“While the law may take periodic naps during a pandemic, we will not let it sleep through one.”

With that pithy warning regarding the need to protect constitutional rights even during the coronavirus pandemic, a three-judge panel of the 6th U.S. Circuit Court of Appeals on Saturday blocked Kentucky Governor Andy Beshear’s order forbidding “drive-in” worship services within the Bluegrass State.

Beshear’s order classified churches as “non-life-sustaining” organizations, which cannot hold mass gatherings while classifying many secular businesses such as hardware stores, law firms and accounting offices as “life-sustaining” and therefore exempt from the closure order.

Maryville Baptist Church in Louisville, Kentucky, brought the lawsuit that ended up at the 6th Circuit over the weekend.

The facts of this case were particularly egregious. The 6th Circuit explained:

“On April 12, Maryville Baptist Church held a drive-in Easter service. Congregants parked their cars in the church’s parking lot and listened to a sermon over a loudspeaker. Kentucky State Police arrived in the parking lot and issued notices to the congregants that their attendance at the drive-in service amounted to a criminal act. The officers recorded congregants’ license plate numbers and sent letters to vehicle owners requiring them to self-quarantine for 14 days or be subject to further sanction.”

The church was fully prepared to observe the social-distancing guidelines and cleanliness standards that other businesses were expected to follow. The 6th Circuit seized on that fact when it criticized Kentucky’s differential treatment of churches.

“The orders permit uninterrupted functioning of ‘typical office environments,’ which presumably includes business meetings,” the unanimous opinion reads. “How are in-person meetings with social distancing any different from drive-in church services with social distancing? Kentucky permits the meetings and bans the services, even though the open-air services would seem to present a lower health risk. The orders likewise permit parking in parking lots with no limit on the number of cars or the length of time they are there so long as they are not listening to a church service. On the same Easter Sunday that police officers informed congregants they were violating criminal laws by sitting in their cars in a parking lot, hundreds of cars were parked in grocery store parking lots less than a mile from the church. The orders permit big-lot parking for secular purposes, just not for religious purposes. All in all, the Governor did not narrowly tailor the order’s impact on religious exercise.”

Although the panel issued an order blocking the governor’s prohibition of drive-in services, it said it did not have enough information to rule on the church’s other request to block the part of the governor’s order that prohibited in-church services. That issue will go back down to the lower court to determine, if it can be decided before the emergency health orders expire on May 20.

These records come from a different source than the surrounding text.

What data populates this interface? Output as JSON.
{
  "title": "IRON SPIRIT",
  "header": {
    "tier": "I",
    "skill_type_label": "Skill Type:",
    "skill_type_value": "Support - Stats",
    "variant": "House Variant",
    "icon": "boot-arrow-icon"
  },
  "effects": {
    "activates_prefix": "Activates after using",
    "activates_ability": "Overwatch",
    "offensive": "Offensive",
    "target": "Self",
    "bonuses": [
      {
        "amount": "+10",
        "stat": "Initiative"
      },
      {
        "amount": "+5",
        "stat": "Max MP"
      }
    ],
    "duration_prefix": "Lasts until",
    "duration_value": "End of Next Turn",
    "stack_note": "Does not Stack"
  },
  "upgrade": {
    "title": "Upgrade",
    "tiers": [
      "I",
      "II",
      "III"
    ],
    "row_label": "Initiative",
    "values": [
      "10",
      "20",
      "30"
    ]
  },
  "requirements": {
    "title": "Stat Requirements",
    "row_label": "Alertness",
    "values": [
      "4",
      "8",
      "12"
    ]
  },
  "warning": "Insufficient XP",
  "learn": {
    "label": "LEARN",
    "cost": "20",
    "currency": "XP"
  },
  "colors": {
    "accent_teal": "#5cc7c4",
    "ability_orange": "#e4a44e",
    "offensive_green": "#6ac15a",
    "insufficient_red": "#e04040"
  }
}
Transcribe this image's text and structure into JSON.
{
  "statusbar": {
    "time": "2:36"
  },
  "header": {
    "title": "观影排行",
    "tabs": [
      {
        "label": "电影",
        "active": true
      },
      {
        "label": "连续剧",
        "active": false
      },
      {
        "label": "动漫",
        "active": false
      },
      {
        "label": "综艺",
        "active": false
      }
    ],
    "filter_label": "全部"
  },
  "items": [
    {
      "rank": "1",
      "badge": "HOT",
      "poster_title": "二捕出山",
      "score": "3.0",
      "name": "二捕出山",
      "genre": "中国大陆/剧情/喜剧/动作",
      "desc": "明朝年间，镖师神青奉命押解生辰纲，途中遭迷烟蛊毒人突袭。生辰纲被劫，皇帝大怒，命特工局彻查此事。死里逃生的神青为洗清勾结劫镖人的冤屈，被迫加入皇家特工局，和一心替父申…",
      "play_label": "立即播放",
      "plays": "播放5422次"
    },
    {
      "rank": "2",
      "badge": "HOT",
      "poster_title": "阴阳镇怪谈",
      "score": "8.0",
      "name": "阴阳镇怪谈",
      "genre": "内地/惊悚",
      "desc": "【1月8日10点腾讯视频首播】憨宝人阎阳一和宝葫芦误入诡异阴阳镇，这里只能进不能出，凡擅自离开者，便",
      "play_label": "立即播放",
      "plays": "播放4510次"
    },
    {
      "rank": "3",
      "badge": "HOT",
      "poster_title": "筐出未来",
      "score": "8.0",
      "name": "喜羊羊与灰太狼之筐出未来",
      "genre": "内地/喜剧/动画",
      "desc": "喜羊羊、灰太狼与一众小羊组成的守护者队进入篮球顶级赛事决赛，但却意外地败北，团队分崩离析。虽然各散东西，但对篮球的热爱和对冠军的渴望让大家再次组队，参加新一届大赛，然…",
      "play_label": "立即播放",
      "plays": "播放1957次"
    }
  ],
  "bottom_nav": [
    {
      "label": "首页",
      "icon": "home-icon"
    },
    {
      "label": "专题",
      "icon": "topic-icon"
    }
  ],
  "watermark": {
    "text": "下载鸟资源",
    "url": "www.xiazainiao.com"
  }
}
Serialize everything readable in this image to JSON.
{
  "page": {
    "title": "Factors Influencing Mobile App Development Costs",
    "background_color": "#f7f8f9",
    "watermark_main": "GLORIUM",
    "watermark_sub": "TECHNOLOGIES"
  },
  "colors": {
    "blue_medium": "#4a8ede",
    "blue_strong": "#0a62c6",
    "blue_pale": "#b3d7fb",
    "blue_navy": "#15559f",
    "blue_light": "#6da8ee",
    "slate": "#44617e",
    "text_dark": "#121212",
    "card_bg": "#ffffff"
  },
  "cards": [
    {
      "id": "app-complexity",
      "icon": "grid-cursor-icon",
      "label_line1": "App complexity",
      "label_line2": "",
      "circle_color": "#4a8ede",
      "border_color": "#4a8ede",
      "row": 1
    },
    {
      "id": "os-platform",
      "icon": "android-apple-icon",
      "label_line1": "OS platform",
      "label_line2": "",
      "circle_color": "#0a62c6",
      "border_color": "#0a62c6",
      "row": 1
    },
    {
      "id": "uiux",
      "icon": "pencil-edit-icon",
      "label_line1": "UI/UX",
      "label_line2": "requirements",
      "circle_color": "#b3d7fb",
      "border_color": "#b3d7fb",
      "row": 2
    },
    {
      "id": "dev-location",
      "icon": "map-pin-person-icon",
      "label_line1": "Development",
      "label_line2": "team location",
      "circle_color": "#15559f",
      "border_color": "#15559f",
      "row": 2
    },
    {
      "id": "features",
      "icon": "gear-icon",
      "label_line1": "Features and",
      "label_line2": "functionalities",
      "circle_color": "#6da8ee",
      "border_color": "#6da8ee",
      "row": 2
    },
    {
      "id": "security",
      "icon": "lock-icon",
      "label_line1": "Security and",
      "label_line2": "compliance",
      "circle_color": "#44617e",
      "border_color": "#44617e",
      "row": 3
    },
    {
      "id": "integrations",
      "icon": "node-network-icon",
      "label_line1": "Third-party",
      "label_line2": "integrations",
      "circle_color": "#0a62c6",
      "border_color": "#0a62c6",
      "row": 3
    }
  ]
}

Besides the important result this decision provides for the congregation at Maryville Baptist, it’s also essential for the sake of this country’s reliance on the rule of law that a federal appeals court has weighed in on this important constitutional issue. In a public emergency – like the coronavirus pandemic, or during war or national disaster – some temporary and carefully tailored restrictions on certain constitutional rights are permissible up to a point. The 6th Circuit’s decision will inform not only the Kentucky governor as to where that “point” is, but other courts around the country will look to this decision for guidance when facing similar actions by government within their own jurisdictions.

The case is Maryville Baptist Church v. Beshear.